Jennet Conant is a genius at finding significant World War II-era stories that have largely gone untold or unnoticed in the more comprehensive chronicles of that period. As the granddaughter of James Bryant Conant, the eminent chemist, statesman and longtime president of Harvard University, she has had particular access to the behind-the-scenes workings of history. From that access have come the dramatic and well-documented narratives Tuxedo Park, 109 East Palace and The Irregulars.
Now Conant is back with A Covert Affair, an equally readable account of larger-than-life Julia Child and her husband, Paul Child—not as culinary pioneers, but in their earlier incarnations as information-gatherers and propagandists for the World War II intelligence network, the Office of Strategic Services. Fascinating as these two figures are, though, the book’s real focal point is their good friend, the daring and alluring socialite and spy Jane Foster.
Julia and Jane were both from wealthy, conservative families in California; Paul, who was 10 years older than Julia, grew up relatively poor in Boston. Idealists all, they volunteered for the war effort and initially served together in Ceylon (now Sri Lanka), working in league with the British. Later, in various configurations, they would continue their government services in Indonesia, China and Vietnam. An impulsive do-gooder, Foster grew incensed that the Dutch, French and English were intent on reasserting their colonial claims in the East once the Japanese were driven out. After the war ended, she argued eloquently and publicly on behalf of the Indonesian resistance movement—one of many political indiscretions that would come back to haunt her when the American government embarked on its witch hunt for Communists.

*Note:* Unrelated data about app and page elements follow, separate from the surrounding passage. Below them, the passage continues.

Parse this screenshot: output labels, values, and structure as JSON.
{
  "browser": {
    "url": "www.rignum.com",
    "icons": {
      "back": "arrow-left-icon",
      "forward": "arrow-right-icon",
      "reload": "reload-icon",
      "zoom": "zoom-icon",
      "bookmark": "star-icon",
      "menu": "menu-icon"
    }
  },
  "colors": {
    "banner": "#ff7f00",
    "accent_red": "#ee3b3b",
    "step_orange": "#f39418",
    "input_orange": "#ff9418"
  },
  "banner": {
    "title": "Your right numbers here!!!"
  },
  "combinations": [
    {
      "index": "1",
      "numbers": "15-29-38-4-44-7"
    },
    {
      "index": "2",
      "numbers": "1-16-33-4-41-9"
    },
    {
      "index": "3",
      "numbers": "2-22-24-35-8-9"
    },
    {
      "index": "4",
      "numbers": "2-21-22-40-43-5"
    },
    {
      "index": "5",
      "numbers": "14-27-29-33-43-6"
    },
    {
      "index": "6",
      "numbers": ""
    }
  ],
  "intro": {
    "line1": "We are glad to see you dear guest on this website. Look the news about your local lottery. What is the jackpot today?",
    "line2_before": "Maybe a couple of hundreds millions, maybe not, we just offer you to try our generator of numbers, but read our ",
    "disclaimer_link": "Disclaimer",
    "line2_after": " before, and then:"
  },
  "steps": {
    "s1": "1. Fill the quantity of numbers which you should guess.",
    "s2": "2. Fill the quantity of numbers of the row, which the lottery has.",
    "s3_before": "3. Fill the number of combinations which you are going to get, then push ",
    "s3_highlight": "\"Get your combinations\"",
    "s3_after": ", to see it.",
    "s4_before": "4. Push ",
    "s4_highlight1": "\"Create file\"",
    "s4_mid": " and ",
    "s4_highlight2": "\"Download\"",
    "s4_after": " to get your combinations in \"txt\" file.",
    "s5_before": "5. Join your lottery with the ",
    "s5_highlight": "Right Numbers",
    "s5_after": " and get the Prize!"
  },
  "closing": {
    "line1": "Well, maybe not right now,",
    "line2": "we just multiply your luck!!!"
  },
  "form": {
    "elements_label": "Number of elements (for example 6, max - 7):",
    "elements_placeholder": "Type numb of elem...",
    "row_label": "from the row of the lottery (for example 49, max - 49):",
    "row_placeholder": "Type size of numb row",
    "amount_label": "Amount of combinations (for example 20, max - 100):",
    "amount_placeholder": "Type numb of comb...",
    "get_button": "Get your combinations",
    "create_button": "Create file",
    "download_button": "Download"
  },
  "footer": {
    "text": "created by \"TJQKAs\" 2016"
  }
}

Conant devotes the last half of her book to showing how the Childs were caught up in Senator McCarthy’s red-baiting. Both were indignant at what they perceived as Foster’s persecution, and both spoke out in her defense, even when evidence filtered in that she might be more culpable in spying for Russia than she admitted. As Foster’s star was sinking, the irrepressible Julia’s was rising. After the war, she took cooking classes to impress hard-to-snare Paul—they were finally married in 1946—then expanded her studies when they were posted to France. By the time Julia’s Mastering the Art of French Cooking was published in 1961 to near-universal acclaim, Foster was living in exile in Paris, embittered, separated from her old friends and contemplating the enormous costs of her political sympathies. Conant’s account of the three friends’ stories is another masterpiece of historical reporting.